» Task item
Among the lines below, how many have the word "reading"? The reply is that number alone.

» Available data
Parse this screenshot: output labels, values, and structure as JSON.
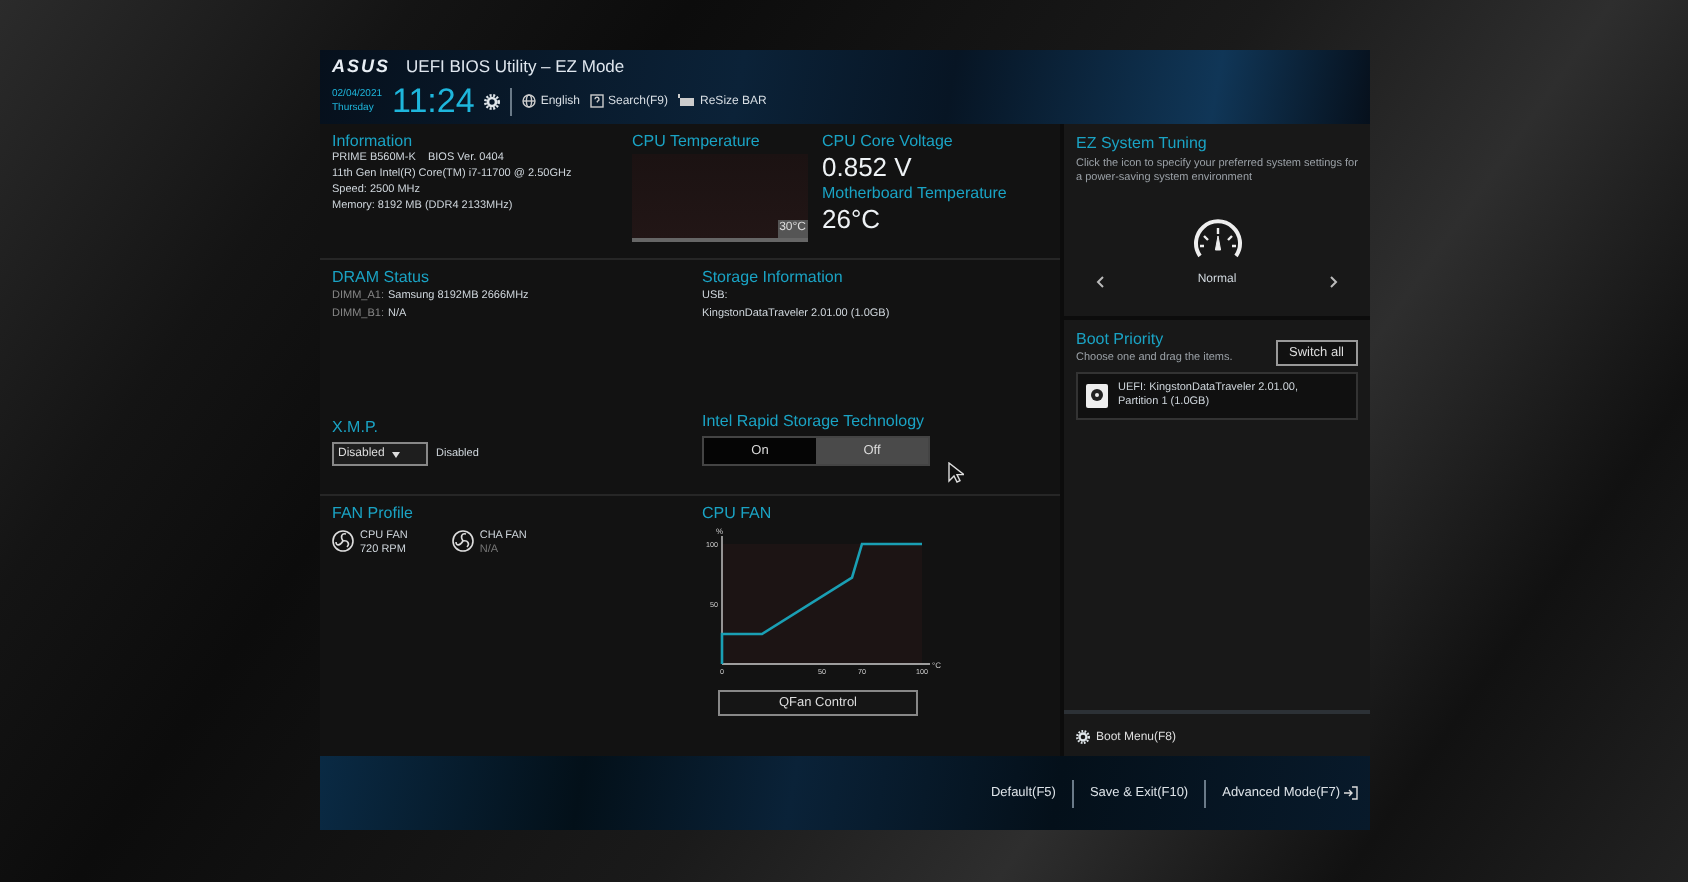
{
  "header": {
    "logo": "ASUS",
    "title": "UEFI BIOS Utility – EZ Mode",
    "date": "02/04/2021",
    "weekday": "Thursday",
    "time": "11:24",
    "menu": [
      {
        "kind": "globe",
        "label": "English"
      },
      {
        "kind": "search",
        "label": "Search(F9)"
      },
      {
        "kind": "card",
        "label": "ReSize BAR"
      }
    ]
  },
  "information": {
    "title": "Information",
    "lines": [
      "PRIME B560M-K    BIOS Ver. 0404",
      "11th Gen Intel(R) Core(TM) i7-11700 @ 2.50GHz",
      "Speed: 2500 MHz",
      "Memory: 8192 MB (DDR4 2133MHz)"
    ]
  },
  "cpu_temperature": {
    "title": "CPU Temperature",
    "reading": "30°C"
  },
  "cpu_core_voltage": {
    "title": "CPU Core Voltage",
    "value": "0.852 V"
  },
  "motherboard_temperature": {
    "title": "Motherboard Temperature",
    "value": "26°C"
  },
  "dram_status": {
    "title": "DRAM Status",
    "slots": [
      {
        "slot": "DIMM_A1:",
        "value": "Samsung 8192MB 2666MHz"
      },
      {
        "slot": "DIMM_B1:",
        "value": "N/A"
      }
    ]
  },
  "storage_information": {
    "title": "Storage Information",
    "lines": [
      "USB:",
      "KingstonDataTraveler 2.01.00 (1.0GB)"
    ]
  },
  "xmp": {
    "title": "X.M.P.",
    "value": "Disabled",
    "status": "Disabled"
  },
  "irst": {
    "title": "Intel Rapid Storage Technology",
    "options": [
      {
        "label": "On",
        "selected": false
      },
      {
        "label": "Off",
        "selected": true
      }
    ]
  },
  "fan_profile": {
    "title": "FAN Profile",
    "fans": [
      {
        "name": "CPU FAN",
        "reading": "720 RPM",
        "disabled": false
      },
      {
        "name": "CHA FAN",
        "reading": "N/A",
        "disabled": true
      }
    ]
  },
  "cpu_fan": {
    "title": "CPU FAN",
    "button": "QFan Control",
    "chart_data": {
      "type": "line",
      "xlabel": "°C",
      "ylabel": "%",
      "xlim": [
        0,
        100
      ],
      "ylim": [
        0,
        100
      ],
      "xticks": [
        0,
        50,
        70,
        100
      ],
      "yticks": [
        50,
        100
      ],
      "series": [
        {
          "color": "#1a9fb4",
          "values": [
            0,
            25,
            25,
            72,
            100,
            100
          ]
        }
      ],
      "x": [
        0,
        0,
        20,
        65,
        70,
        100
      ]
    }
  },
  "ez_system_tuning": {
    "title": "EZ System Tuning",
    "description": "Click the icon to specify your preferred system settings for a power-saving system environment",
    "mode": "Normal"
  },
  "boot_priority": {
    "title": "Boot Priority",
    "hint": "Choose one and drag the items.",
    "button": "Switch all",
    "items": [
      "UEFI: KingstonDataTraveler 2.01.00, Partition 1 (1.0GB)"
    ]
  },
  "boot_menu": "Boot Menu(F8)",
  "footer": [
    "Default(F5)",
    "Save & Exit(F10)",
    "Advanced Mode(F7)"
  ]
}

» Final answer
3